There is no successful production of “Fiddler on the Roof” without an actor who can handle the main character, Tevye, a Jew with a wife and five daughters trying to keep his faith and family tradition during changing times.
Sunset’s latest production has found the perfect Tevye in Rick Richter, a veteran local actor who had played the role some years ago for another area group. He was wonderful then and is even better now. Richter’s Tevye is wiser and wittier, more comfortable, though questioning his lot in life.
I’ve seen “Fiddler” several times and never has an audience responded to Tevye as this one did. There was an undercurrent of sound when the audience anticipated Tevye’s anger at a daughter’s insolence or other issues that tested his hold on tradition.
And tradition is what “Fiddler” is all about. The year is 1905 when the show opens and the place is Anatevka, a small village in Russia. The village of mostly poor Jews is happy to keep its modest existence and traditions but the czar has other plans, as does an outside world tugging at time-honored conventions. Tevye is relatable, even today as people journey through a time of conflict and change in family life and the world around them.
The opening song lays the groundwork as well as any musical. The theme of “tradition” is sung for each family member: The Papa, The Mama, The Daughter, The Son.
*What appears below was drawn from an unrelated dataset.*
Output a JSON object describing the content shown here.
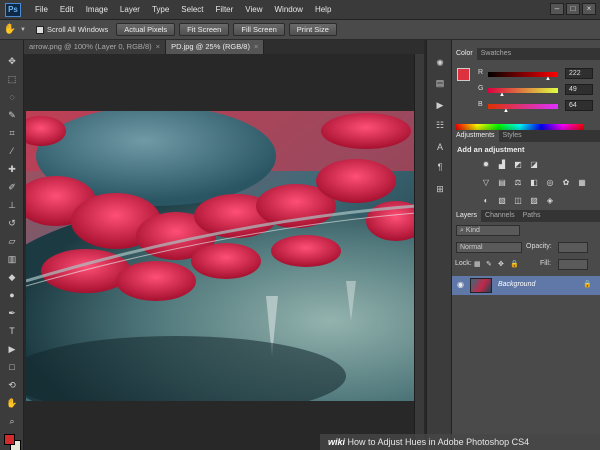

The story follows Tevye, a milkman, and his family around the time his eldest three daughters become old enough to marry. Tevye and his wife Golde (Susan Loveridege) still live in a time of arranged marriages, separation of men and women, the papa being the head of the family. But, as Golde says, “It’s a new world.”
“He loves her. Love … it’s a new style,” mocks Tevye when his daughter Tzeitel (Katie Katschke) wants to marry the poor tailor Motel (Derrick Karas), rather than the wealthy butcher Lazar Wolf (Mark Batory) whom the Matchmaker (Coleen Tutton) has selected for her.
One by one, Tevye and Golde’s daughters test their parents’ resilience to change. Hodel (Morgen Aria Clarey) has taken a shine to a scholar, Perchik, who has big plans to change the world. He calls money “the world’s curse,” to which Tevye replies, “Then may the Lord smite me with it.”
In Act II, we see his daughter Chava (Madeleine Keane) taking up with the Russian soldier Fyedka (Danny Slattery), a Christian. While Tevye finally came around to accepting nontraditional engagements of his two eldest daughters, Chava has put him over the edge. As he tries to weigh both her and his own points of view, he recites the points, prefacing each with “on the other hand.” But after a while he angrily admits to himself, “There is no other hand!”
The family is tested one last time when the little village is confronted by authorities and must cope with the biggest change of all.
Under the direction of Diana Alioto, this “Fiddler” has a great sense of hopefulness, rather than the sense of doom that can pervade Act II. Much of that has to do with Richter, who plays Tevye with strength, yet vulnerability, but always conveying that his faith and family will see him through. There is a gruffness to his Tevye, yet he shows such tenderness to his family. His musings with his Maker are most amusing, plus his grumblings, well-timed asides and gestures communicate volumes about his most-relatable character.
Loveridge’s Golde is nicely done, especially in the sweet, heartfelt “Do You Love Me?” with Richter’s Tevye, who also delivers a smooth, delightful “If I Were a Rich Man.”
Tutton is wonderful as the meddling Matchmaker Yente, who in rapid-fire conversations asks and answers her own questions in the same breath.
Santana Vannarath’s Bottle Dance sequence is a highlight, but would have been even more impressive with several dancers joining him.
Besides the opening, there are several wonderful scenes, including The Dream, which is nicely staged with the animated ghost of Lazar Wolf’s wife (Joanne Treinen Clarey, Morgen’s mom) putting an exclamation point on the segment.
Musically, this isn’t a particularly strong cast of individuals, except for Katschke, Clarey and Keane, who really do a nice job with “Matchmaker,” displaying their pure voices. Keane also demonstrates some lovely balletic skills in “Little Bird.”
Ensemble numbers are full and pleasing, especially “Sunrise, Sunset.” Music director Mark Mrozek, who also handles keyboards, gets a lot of sound from the small orchestra, yet always allows vocalists —and Jerry Bock’s music and Sheldon Harnick’s lyrics — to be clearly heard.
Choreographer Nancy Visintainer-Armstrong and dance captain Emily Pieper have created some simple, yet effective, routines, while Joanne Cunningham’s costumes are also nicely done, though some of the men’s beards on opening night looked about as real as a three-dollar bill.
Nick Korneski’s set is bathed in golden tones, with simple wood structures that work well for all the areas.
If you go
Who: Sunset Playhouse
What: “Fiddler on the Roof”
When: Through Nov. 6
Where: 800 Elm Grove Road, Elm Grove
Info/Tickets: 262-7824430, sunsetplayhouse.com